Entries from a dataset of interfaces
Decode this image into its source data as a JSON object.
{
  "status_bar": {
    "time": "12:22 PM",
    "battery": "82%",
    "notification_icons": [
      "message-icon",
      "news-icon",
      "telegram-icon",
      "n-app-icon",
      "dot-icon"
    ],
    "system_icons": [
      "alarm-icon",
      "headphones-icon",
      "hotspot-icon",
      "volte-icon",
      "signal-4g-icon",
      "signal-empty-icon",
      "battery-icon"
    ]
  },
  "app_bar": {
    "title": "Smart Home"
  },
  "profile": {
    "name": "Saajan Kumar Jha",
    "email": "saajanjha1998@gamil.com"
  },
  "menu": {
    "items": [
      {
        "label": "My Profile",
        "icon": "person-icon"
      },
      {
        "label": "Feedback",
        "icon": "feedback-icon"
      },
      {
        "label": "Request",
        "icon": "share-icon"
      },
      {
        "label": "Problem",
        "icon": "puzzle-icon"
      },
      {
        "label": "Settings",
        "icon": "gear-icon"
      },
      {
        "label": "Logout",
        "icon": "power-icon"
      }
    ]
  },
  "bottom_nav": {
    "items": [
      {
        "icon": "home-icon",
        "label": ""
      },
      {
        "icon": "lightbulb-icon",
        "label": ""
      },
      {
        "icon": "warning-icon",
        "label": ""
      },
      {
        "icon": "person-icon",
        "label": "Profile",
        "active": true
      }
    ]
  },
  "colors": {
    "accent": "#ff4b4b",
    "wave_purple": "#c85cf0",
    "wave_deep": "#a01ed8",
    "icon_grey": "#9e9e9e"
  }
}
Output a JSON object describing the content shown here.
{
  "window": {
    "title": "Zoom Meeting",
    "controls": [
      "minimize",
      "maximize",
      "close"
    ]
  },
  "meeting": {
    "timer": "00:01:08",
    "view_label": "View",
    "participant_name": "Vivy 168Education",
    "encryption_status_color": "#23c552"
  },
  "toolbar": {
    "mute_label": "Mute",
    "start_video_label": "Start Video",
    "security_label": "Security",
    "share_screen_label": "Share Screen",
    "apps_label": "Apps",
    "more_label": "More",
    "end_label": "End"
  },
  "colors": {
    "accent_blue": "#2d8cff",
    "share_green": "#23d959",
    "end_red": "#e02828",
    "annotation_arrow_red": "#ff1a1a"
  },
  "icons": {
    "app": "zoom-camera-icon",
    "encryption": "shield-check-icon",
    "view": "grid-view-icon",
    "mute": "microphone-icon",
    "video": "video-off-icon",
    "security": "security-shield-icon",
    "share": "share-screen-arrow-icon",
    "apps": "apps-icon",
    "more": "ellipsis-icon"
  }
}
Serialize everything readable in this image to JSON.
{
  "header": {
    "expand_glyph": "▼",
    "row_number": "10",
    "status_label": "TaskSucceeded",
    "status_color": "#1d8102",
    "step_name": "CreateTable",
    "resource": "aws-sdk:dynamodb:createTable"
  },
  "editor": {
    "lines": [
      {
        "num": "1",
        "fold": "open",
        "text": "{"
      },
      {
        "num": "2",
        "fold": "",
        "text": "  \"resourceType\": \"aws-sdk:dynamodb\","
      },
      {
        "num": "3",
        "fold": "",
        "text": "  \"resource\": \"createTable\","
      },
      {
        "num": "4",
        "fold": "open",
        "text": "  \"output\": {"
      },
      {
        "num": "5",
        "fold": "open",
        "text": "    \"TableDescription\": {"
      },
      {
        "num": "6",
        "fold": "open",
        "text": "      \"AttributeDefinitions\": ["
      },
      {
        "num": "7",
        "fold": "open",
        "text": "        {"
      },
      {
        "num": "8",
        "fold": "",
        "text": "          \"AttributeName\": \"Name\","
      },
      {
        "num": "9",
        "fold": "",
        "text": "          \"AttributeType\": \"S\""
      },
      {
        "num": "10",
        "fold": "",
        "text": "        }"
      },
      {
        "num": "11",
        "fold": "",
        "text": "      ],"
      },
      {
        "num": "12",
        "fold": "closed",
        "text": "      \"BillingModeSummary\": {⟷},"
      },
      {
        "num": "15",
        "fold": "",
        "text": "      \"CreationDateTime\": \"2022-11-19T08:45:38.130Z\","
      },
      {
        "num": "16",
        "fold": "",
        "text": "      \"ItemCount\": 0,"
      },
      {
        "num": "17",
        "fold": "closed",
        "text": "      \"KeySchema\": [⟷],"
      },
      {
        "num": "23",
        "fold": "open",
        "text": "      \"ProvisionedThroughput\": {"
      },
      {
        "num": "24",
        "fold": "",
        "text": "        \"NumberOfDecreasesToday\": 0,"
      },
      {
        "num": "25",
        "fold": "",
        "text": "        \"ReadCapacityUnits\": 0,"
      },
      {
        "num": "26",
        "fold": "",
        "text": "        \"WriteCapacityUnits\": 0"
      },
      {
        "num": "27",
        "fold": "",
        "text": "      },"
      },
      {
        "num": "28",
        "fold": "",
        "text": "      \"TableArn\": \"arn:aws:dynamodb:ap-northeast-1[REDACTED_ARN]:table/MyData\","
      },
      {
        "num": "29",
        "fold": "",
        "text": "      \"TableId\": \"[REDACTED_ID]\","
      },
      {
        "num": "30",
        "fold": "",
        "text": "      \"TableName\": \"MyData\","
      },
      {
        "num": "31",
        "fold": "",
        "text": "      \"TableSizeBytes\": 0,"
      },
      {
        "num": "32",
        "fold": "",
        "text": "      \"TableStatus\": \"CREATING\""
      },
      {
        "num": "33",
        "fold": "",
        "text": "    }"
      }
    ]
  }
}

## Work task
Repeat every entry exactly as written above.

## Solution to the problem
Decode this image into its source data as a JSON object.
{
  "status_bar": {
    "time": "12:22 PM",
    "battery": "82%",
    "notification_icons": [
      "message-icon",
      "news-icon",
      "telegram-icon",
      "n-app-icon",
      "dot-icon"
    ],
    "system_icons": [
      "alarm-icon",
      "headphones-icon",
      "hotspot-icon",
      "volte-icon",
      "signal-4g-icon",
      "signal-empty-icon",
      "battery-icon"
    ]
  },
  "app_bar": {
    "title": "Smart Home"
  },
  "profile": {
    "name": "Saajan Kumar Jha",
    "email": "saajanjha1998@gamil.com"
  },
  "menu": {
    "items": [
      {
        "label": "My Profile",
        "icon": "person-icon"
      },
      {
        "label": "Feedback",
        "icon": "feedback-icon"
      },
      {
        "label": "Request",
        "icon": "share-icon"
      },
      {
        "label": "Problem",
        "icon": "puzzle-icon"
      },
      {
        "label": "Settings",
        "icon": "gear-icon"
      },
      {
        "label": "Logout",
        "icon": "power-icon"
      }
    ]
  },
  "bottom_nav": {
    "items": [
      {
        "icon": "home-icon",
        "label": ""
      },
      {
        "icon": "lightbulb-icon",
        "label": ""
      },
      {
        "icon": "warning-icon",
        "label": ""
      },
      {
        "icon": "person-icon",
        "label": "Profile",
        "active": true
      }
    ]
  },
  "colors": {
    "accent": "#ff4b4b",
    "wave_purple": "#c85cf0",
    "wave_deep": "#a01ed8",
    "icon_grey": "#9e9e9e"
  }
}
Output a JSON object describing the content shown here.
{
  "window": {
    "title": "Zoom Meeting",
    "controls": [
      "minimize",
      "maximize",
      "close"
    ]
  },
  "meeting": {
    "timer": "00:01:08",
    "view_label": "View",
    "participant_name": "Vivy 168Education",
    "encryption_status_color": "#23c552"
  },
  "toolbar": {
    "mute_label": "Mute",
    "start_video_label": "Start Video",
    "security_label": "Security",
    "share_screen_label": "Share Screen",
    "apps_label": "Apps",
    "more_label": "More",
    "end_label": "End"
  },
  "colors": {
    "accent_blue": "#2d8cff",
    "share_green": "#23d959",
    "end_red": "#e02828",
    "annotation_arrow_red": "#ff1a1a"
  },
  "icons": {
    "app": "zoom-camera-icon",
    "encryption": "shield-check-icon",
    "view": "grid-view-icon",
    "mute": "microphone-icon",
    "video": "video-off-icon",
    "security": "security-shield-icon",
    "share": "share-screen-arrow-icon",
    "apps": "apps-icon",
    "more": "ellipsis-icon"
  }
}
Serialize everything readable in this image to JSON.
{
  "header": {
    "expand_glyph": "▼",
    "row_number": "10",
    "status_label": "TaskSucceeded",
    "status_color": "#1d8102",
    "step_name": "CreateTable",
    "resource": "aws-sdk:dynamodb:createTable"
  },
  "editor": {
    "lines": [
      {
        "num": "1",
        "fold": "open",
        "text": "{"
      },
      {
        "num": "2",
        "fold": "",
        "text": "  \"resourceType\": \"aws-sdk:dynamodb\","
      },
      {
        "num": "3",
        "fold": "",
        "text": "  \"resource\": \"createTable\","
      },
      {
        "num": "4",
        "fold": "open",
        "text": "  \"output\": {"
      },
      {
        "num": "5",
        "fold": "open",
        "text": "    \"TableDescription\": {"
      },
      {
        "num": "6",
        "fold": "open",
        "text": "      \"AttributeDefinitions\": ["
      },
      {
        "num": "7",
        "fold": "open",
        "text": "        {"
      },
      {
        "num": "8",
        "fold": "",
        "text": "          \"AttributeName\": \"Name\","
      },
      {
        "num": "9",
        "fold": "",
        "text": "          \"AttributeType\": \"S\""
      },
      {
        "num": "10",
        "fold": "",
        "text": "        }"
      },
      {
        "num": "11",
        "fold": "",
        "text": "      ],"
      },
      {
        "num": "12",
        "fold": "closed",
        "text": "      \"BillingModeSummary\": {⟷},"
      },
      {
        "num": "15",
        "fold": "",
        "text": "      \"CreationDateTime\": \"2022-11-19T08:45:38.130Z\","
      },
      {
        "num": "16",
        "fold": "",
        "text": "      \"ItemCount\": 0,"
      },
      {
        "num": "17",
        "fold": "closed",
        "text": "      \"KeySchema\": [⟷],"
      },
      {
        "num": "23",
        "fold": "open",
        "text": "      \"ProvisionedThroughput\": {"
      },
      {
        "num": "24",
        "fold": "",
        "text": "        \"NumberOfDecreasesToday\": 0,"
      },
      {
        "num": "25",
        "fold": "",
        "text": "        \"ReadCapacityUnits\": 0,"
      },
      {
        "num": "26",
        "fold": "",
        "text": "        \"WriteCapacityUnits\": 0"
      },
      {
        "num": "27",
        "fold": "",
        "text": "      },"
      },
      {
        "num": "28",
        "fold": "",
        "text": "      \"TableArn\": \"arn:aws:dynamodb:ap-northeast-1[REDACTED_ARN]:table/MyData\","
      },
      {
        "num": "29",
        "fold": "",
        "text": "      \"TableId\": \"[REDACTED_ID]\","
      },
      {
        "num": "30",
        "fold": "",
        "text": "      \"TableName\": \"MyData\","
      },
      {
        "num": "31",
        "fold": "",
        "text": "      \"TableSizeBytes\": 0,"
      },
      {
        "num": "32",
        "fold": "",
        "text": "      \"TableStatus\": \"CREATING\""
      },
      {
        "num": "33",
        "fold": "",
        "text": "    }"
      }
    ]
  }
}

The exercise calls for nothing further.